These people have more wealth than God, what do they eat for dinner?
\"Yeah. And beer.\"

And for breakfast?

\"Cold pizza\"
\"Yeah, and beer.\"

That\'s a lot of pizza.
\"They have donuts too.\"

And for lunch?

\"Yeah. And pizza and more beer.\"

You know these people have so much money available, they can buy whatever they want.
\"Yeah, so they buy more pizza.\"

So these guys are fighting the mob, organized crime. How do the gangsters fight?
\"They try to start a fire so big the whole world takes notice.\"
Really, something high profile like that?

\"Oh, yeah, and lots of guns and everybody sees them.\"
\"Yeah, they go into a big crowd and shoot shoot shoot.\"

Alright, and when they guy that plans the fire gets in trouble for drawing so much attention, what next?

\"Then the bad guys try to make a BIGGER fire, with explosions.\"
\"Yeah, and you have to have lasers shooting people and kidnapping.\"
\"Yeah, and then they have more pizza.\"

The good guys or the bad guys have more pizza?

And the good guys fight how. . .?
\"With computers. They can control everything with computers and spy on anybody.\"

So they use computers to fight the bad guys?
\"They also kidnap an innocent bystander.\"
\"And they steal all the money.\"
\"Yeah, and then they start a fire so big the whole world takes notice.\"
\"Yeah, and then a big explosion and people getting burned to a crisp.\"
\"And eaten alive by wolves.\"
\"And then, they all have pizza.\"
\"Yeah, and beer.\"

On second thought, I\'ve been unkind to grade school and junior high kids. Perhaps it\'s more like the author sat with a Hollywood producer to develop his story - imagine Ed Wood with a big budget.

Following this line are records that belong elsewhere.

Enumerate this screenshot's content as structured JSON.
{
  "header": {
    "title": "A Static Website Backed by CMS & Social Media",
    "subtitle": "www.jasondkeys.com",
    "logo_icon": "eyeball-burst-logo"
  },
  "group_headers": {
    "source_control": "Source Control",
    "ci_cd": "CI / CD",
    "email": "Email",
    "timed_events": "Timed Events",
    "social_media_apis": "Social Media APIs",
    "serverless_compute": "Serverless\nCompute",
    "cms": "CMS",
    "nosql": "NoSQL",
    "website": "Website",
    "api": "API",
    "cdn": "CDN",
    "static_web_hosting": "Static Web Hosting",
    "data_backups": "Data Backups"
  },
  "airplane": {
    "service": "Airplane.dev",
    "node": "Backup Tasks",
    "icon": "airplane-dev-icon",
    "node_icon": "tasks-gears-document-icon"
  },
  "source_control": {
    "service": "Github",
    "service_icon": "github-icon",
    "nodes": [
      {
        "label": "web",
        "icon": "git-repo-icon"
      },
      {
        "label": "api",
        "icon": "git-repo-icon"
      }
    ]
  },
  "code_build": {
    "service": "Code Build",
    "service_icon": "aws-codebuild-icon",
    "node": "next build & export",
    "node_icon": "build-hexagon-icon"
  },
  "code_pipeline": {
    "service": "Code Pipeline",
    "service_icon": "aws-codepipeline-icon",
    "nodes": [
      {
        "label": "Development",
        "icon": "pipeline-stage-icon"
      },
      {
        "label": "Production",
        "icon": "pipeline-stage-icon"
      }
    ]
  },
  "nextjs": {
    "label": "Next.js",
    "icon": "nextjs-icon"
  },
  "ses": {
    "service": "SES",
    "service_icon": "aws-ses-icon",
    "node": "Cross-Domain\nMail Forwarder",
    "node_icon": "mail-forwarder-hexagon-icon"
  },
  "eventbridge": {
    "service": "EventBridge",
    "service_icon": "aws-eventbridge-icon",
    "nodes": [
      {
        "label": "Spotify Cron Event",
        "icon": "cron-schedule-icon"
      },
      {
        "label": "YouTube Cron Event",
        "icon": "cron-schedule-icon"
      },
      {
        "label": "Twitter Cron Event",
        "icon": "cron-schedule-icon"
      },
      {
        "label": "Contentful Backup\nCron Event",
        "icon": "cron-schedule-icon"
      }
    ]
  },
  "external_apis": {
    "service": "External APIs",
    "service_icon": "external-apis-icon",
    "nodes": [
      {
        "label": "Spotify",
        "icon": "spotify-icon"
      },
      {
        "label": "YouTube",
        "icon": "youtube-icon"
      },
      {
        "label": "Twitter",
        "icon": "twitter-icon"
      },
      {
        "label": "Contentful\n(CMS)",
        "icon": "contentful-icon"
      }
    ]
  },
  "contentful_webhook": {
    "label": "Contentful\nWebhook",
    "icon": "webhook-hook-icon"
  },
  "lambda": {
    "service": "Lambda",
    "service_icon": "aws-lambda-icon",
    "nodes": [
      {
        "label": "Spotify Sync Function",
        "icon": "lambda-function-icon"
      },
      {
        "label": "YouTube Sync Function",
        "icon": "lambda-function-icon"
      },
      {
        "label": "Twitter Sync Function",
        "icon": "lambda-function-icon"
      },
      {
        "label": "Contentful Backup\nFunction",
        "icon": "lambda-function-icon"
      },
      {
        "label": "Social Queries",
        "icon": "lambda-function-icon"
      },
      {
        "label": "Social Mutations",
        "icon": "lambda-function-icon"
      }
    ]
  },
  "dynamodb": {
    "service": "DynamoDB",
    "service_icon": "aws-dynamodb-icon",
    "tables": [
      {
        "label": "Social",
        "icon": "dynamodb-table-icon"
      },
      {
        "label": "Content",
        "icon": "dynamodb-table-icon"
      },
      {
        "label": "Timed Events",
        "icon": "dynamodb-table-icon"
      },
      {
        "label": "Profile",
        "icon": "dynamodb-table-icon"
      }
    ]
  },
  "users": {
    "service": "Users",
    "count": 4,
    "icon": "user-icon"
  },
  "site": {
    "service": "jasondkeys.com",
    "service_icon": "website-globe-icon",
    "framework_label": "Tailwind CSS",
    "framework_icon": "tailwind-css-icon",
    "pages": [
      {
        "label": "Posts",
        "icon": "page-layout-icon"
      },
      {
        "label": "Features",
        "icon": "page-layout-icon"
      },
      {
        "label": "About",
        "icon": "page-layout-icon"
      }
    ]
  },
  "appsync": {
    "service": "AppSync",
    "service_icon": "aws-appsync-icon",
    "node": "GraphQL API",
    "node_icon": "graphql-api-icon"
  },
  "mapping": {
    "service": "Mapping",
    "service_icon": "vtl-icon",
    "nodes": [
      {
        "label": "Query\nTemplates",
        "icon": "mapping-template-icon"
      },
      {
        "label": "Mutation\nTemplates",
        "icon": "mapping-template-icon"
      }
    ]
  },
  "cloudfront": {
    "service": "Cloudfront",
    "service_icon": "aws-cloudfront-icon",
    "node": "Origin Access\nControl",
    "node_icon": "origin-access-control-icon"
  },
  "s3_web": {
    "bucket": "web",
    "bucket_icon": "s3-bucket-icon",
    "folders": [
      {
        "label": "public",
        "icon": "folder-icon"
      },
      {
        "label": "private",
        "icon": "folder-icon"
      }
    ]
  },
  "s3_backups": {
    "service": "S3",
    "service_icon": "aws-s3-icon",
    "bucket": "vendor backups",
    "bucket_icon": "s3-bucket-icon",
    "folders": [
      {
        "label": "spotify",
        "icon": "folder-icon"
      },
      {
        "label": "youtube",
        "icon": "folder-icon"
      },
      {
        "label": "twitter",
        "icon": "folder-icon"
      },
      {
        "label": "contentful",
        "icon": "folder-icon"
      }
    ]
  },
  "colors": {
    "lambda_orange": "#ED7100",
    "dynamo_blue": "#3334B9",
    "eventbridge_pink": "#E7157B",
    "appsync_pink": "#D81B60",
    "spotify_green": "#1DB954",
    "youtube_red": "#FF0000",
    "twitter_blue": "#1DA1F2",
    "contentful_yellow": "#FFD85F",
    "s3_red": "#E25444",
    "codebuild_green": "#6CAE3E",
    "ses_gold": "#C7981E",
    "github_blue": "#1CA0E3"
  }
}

There are serious factual problems too. In one clip, excuse me, chapter, the mobsters take out the electrical substation that feeds only the building where the good guys reside. The good guys have a generator in the building so they don\'t care. But somehow this causes such a drain on the electrical grid of Omaha that nearly the whole Midwest is threatened with a blackout. But, if the substation fed only the one building, once it was knocked out of commission, it would be tripped off line. And that wouldn\'t cause a drain on the grid; it wouldn\'t increase power demands on the grid. The only user of the electricity from that substation is no longer using power form the grid. But it gets even more ridiculous, even though the substation is knocked off line, the building generator is so big that it feeds power back onto the grid, helping to prevent the black out. But how could power get onto the grid if the wires go through the substation that has been knocked off line?

Or consider that a Midwestern blizzard is so bad that major highways can barely be kept open without days of repeated plowing and the drifts are higher that semi rigs. Yet the cast of characters are able to drive on extremely remote rural roads, roads otherwise unused in the winter, without any trouble. The reader can only ponder, or just read on for the next literary tomfoolery.

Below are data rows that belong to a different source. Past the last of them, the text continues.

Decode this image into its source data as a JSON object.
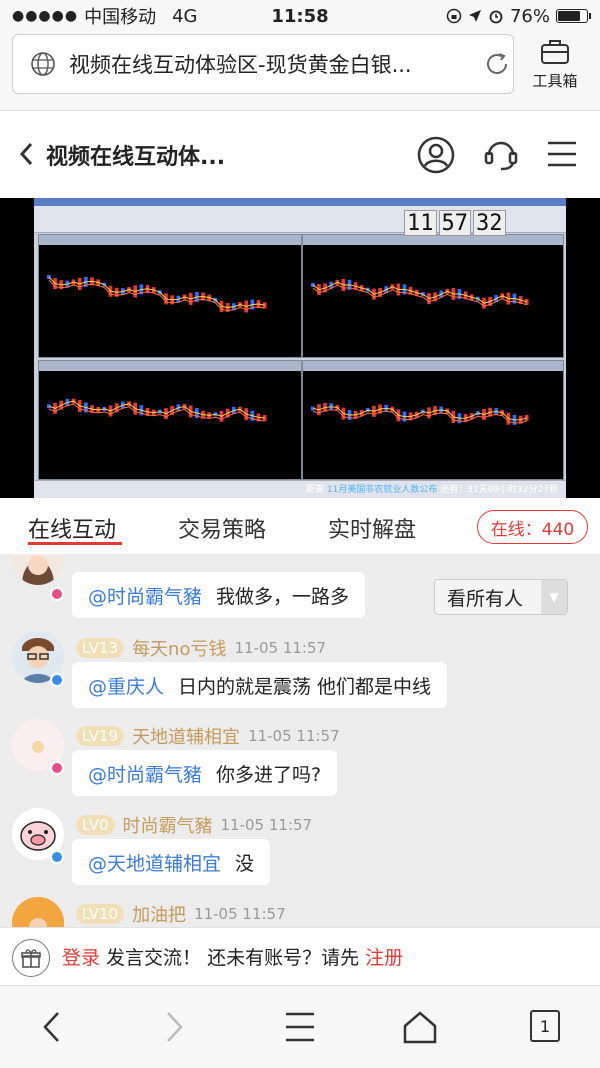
{
  "status_bar": {
    "carrier": "中国移动",
    "network": "4G",
    "time": "11:58",
    "battery": "76%"
  },
  "browser": {
    "url_title": "视频在线互动体验区-现货黄金白银...",
    "toolbox_label": "工具箱"
  },
  "header": {
    "title": "视频在线互动体..."
  },
  "video": {
    "clock": [
      "11",
      "57",
      "32"
    ],
    "ticker_label": "距离",
    "ticker_event": "11月美国非农就业人数公布",
    "ticker_rest": "还有：31天09小时32分27秒"
  },
  "tabs": {
    "items": [
      "在线互动",
      "交易策略",
      "实时解盘"
    ],
    "online_badge": "在线：440"
  },
  "chat": {
    "filter_label": "看所有人",
    "messages": [
      {
        "level": "",
        "user": "",
        "time": "",
        "mention": "@时尚霸气豬",
        "text": "我做多，一路多"
      },
      {
        "level": "LV13",
        "user": "每天no亏钱",
        "time": "11-05 11:57",
        "mention": "@重庆人",
        "text": "日内的就是震荡 他们都是中线"
      },
      {
        "level": "LV19",
        "user": "天地道辅相宜",
        "time": "11-05 11:57",
        "mention": "@时尚霸气豬",
        "text": "你多进了吗?"
      },
      {
        "level": "LV0",
        "user": "时尚霸气豬",
        "time": "11-05 11:57",
        "mention": "@天地道辅相宜",
        "text": "没"
      },
      {
        "level": "LV10",
        "user": "加油把",
        "time": "11-05 11:57",
        "mention": "",
        "text": ""
      }
    ]
  },
  "login_bar": {
    "login": "登录",
    "mid": " 发言交流！ 还未有账号？请先 ",
    "register": "注册"
  },
  "bottom_nav": {
    "tab_count": "1"
  },
  "colors": {
    "accent_red": "#e53935",
    "mention_blue": "#3a7bd5",
    "username_gold": "#c69a5b"
  }
}
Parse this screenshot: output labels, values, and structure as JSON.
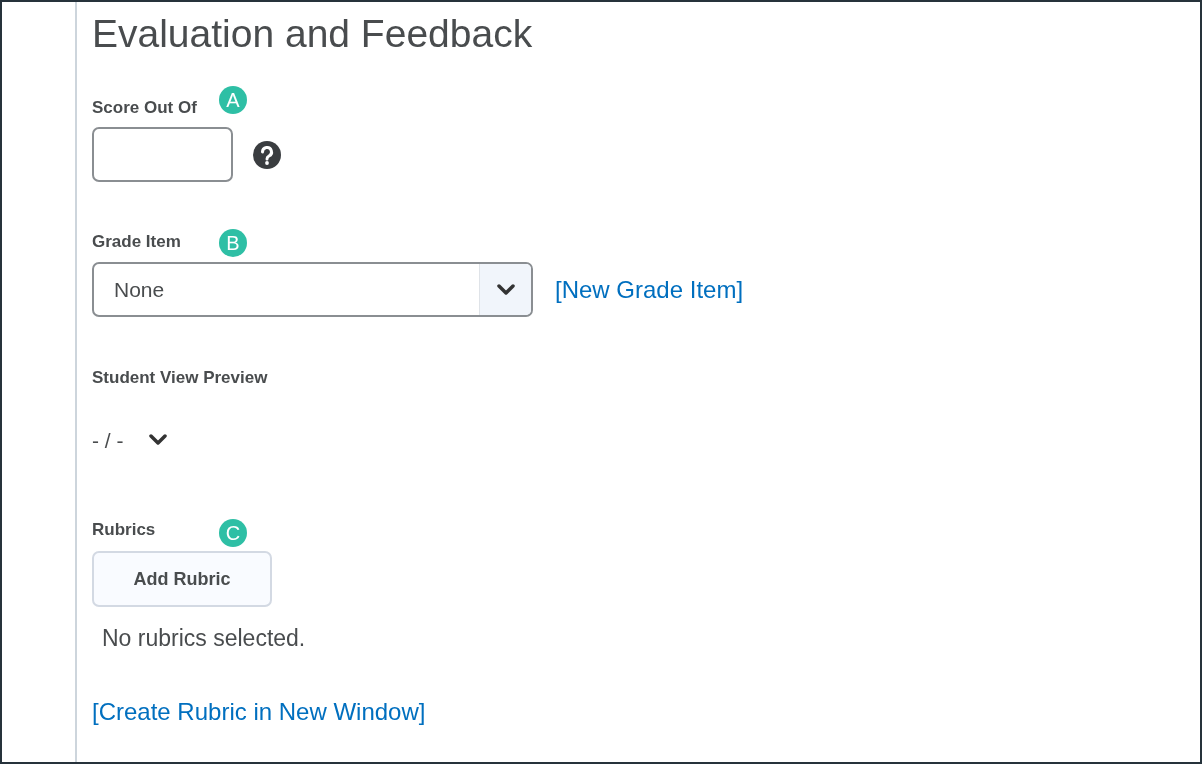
{
  "heading": "Evaluation and Feedback",
  "score": {
    "label": "Score Out Of",
    "marker": "A"
  },
  "grade_item": {
    "label": "Grade Item",
    "marker": "B",
    "value": "None",
    "link": "[New Grade Item]"
  },
  "preview": {
    "label": "Student View Preview",
    "value": "- / -",
    "expanded": false
  },
  "rubrics": {
    "label": "Rubrics",
    "marker": "C",
    "button": "Add Rubric",
    "status": "No rubrics selected.",
    "link": "[Create Rubric in New Window]"
  }
}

Yes, it\'s worth a few stars just for the literary fun of it.
Sarah Elisabeth Sawyer - A Story Archeologist
FEATURED AUTHOR - SARAH ELISABETH SAWYER is a story archeologist. She digs up shards of past lives, hopes, and truths, and pieces them together for readers today. The Smithsonian’s National Museum of the American Indian honored her as a literary artist through their Artist Leadership Program for her work in preserving Choctaw Trail of Tears stories. A tribal member of the Choctaw Nation of Oklahoma, she writes historical fiction from her hometown in Texas, partnering with her mother, Lynda Kay Sawyer, in… Read more